German streusel cake - that’s the incarnation of home-made goodness. It wants to impress you with quality not with its looks: On a bed of shortcrust pastry you’ll find pieces of peaches covered with sweet and crunchy streusel and a handful of flaked almonds. A light shower of powdered sugar fits this cake quite nicely. If you feel dainty, just dress it up with some vanilla-scented whipped cream. After that, this cake will look almost as elegant as its lofty relatives – but unlike them, its taste will never disappoint you.
German Streusel Cake
300g butter, softened
250g caster sugar
2 small eggs (or 1 whole egg and an egg yolk or egg white)
600 g all-purpose flour
3 teaspoons baking powder
1 big can of peaches
Handful of slivered almonds
Icing sugar for sprinkling
Cream the butter together with the sugar. Add eggs, one at a time. Beat thoroughly until pale and fluffy.
Mix dry ingredients. Pour half of the dry ingredients on top of the creamed butter, beat until incorporated. Mix in the rest of the dry ingredients using your hand while producing little crumbles.
Press a good half of the crumbling dough into a lightly buttered baking sheet. Top with peach slices.
Crumble dough pieces on top until almost all of the peaches are covered. I like my crumble topping very crunchy and sweet so I added a bit more sugar at this stage.
Scatter a handful of slivered almonds on top. Fan-bake at 150 degrees Celsius until the crumbles have a nice golden-brown colour, about 45-55 minutes. Let cool, sprinkle icing sugar on top and serve with whipped cream if desired.
The German cookbook “Hedwig Maria Stuber: Ich helf Dir kochen”
Depending on the size of your baking sheet, you’ll probably end up with too much dough. It freezes very well and can be used either as shortcrust pastry or crumble topping.
For really crunchy crumbles, caster sugar is a bit too fine. Whilst the coarse sugar available in
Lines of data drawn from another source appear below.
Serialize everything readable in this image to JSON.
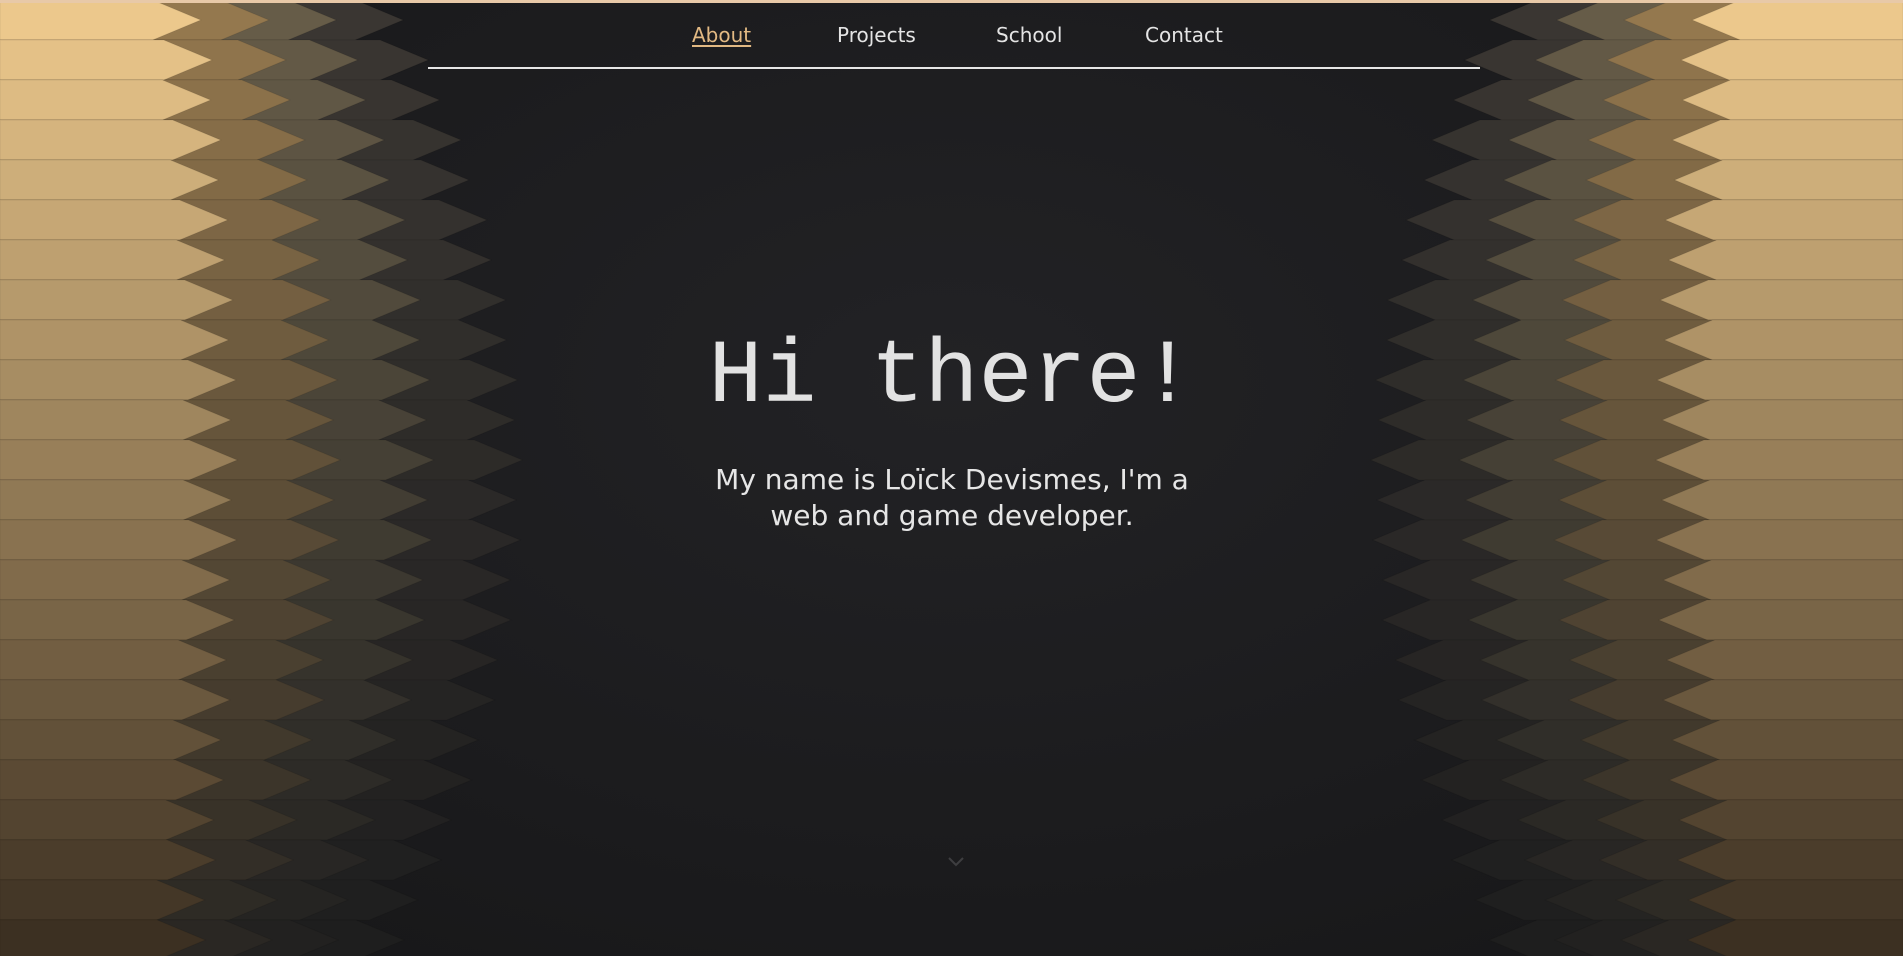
{
  "nav": {
    "items": [
      {
        "label": "About",
        "active": true
      },
      {
        "label": "Projects",
        "active": false
      },
      {
        "label": "School",
        "active": false
      },
      {
        "label": "Contact",
        "active": false
      }
    ]
  },
  "hero": {
    "title": "Hi there!",
    "subtitle": "My name is Loïck Devismes, I'm a web and game developer."
  },
  "icons": {
    "scroll_hint": "chevron-down-icon"
  },
  "colors": {
    "background": "#1c1c1e",
    "accent": "#e2b983",
    "text": "#e4e4e4",
    "gold_light": "#eccb94",
    "gold_dark": "#3b3022"
  }
}
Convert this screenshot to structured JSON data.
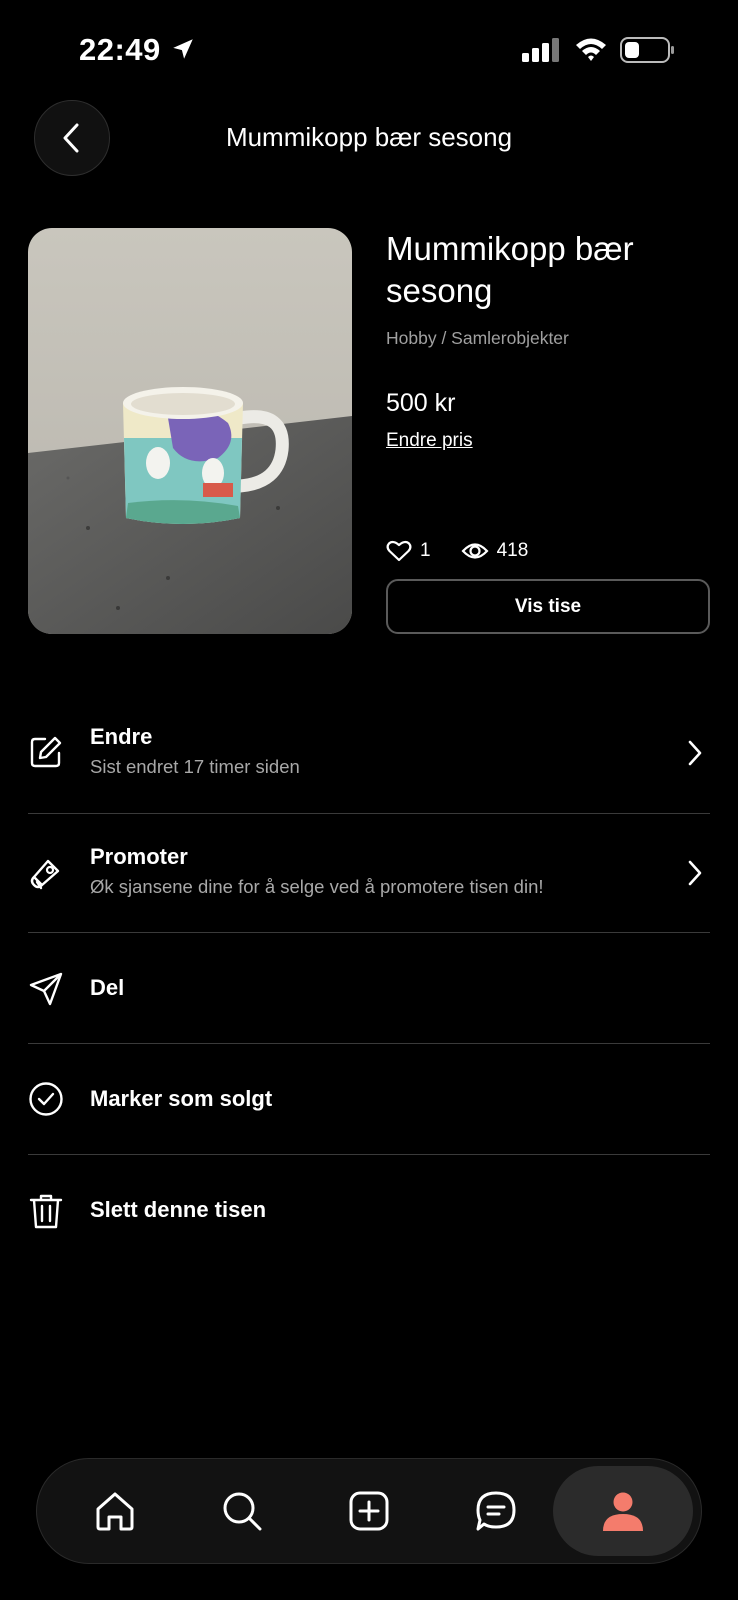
{
  "status_bar": {
    "time": "22:49"
  },
  "header": {
    "title": "Mummikopp bær sesong"
  },
  "product": {
    "title": "Mummikopp bær sesong",
    "category": "Hobby / Samlerobjekter",
    "price": "500 kr",
    "edit_price": "Endre pris",
    "likes": "1",
    "views": "418",
    "view_button": "Vis tise"
  },
  "menu": {
    "edit": {
      "title": "Endre",
      "subtitle": "Sist endret 17 timer siden"
    },
    "promote": {
      "title": "Promoter",
      "subtitle": "Øk sjansene dine for å selge ved å promotere tisen din!"
    },
    "share": {
      "title": "Del"
    },
    "mark_sold": {
      "title": "Marker som solgt"
    },
    "delete": {
      "title": "Slett denne tisen"
    }
  },
  "tabbar": {
    "items": [
      "home-icon",
      "search-icon",
      "add-icon",
      "messages-icon",
      "profile-icon"
    ],
    "active": "profile-icon",
    "accent_color": "#f47c6c"
  }
}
This cake works equally well with apples, rhubarb or sour cherries. If your fruits are very juicy, you should cover the dough with bread crumbs first.
A quarter of the flour could also be substituted with almond flour.
Monday, 4 December 2006
Currently, I'm a bit busy - unfortunately too busy to spend much time in the kitchen. Having quite a lot of work and a friend from Germany visiting me, we mostly decide to dine out. However, here comes a little picture that reminds me that it's summer out there. Sydney weather tends to forget that sometimes these days...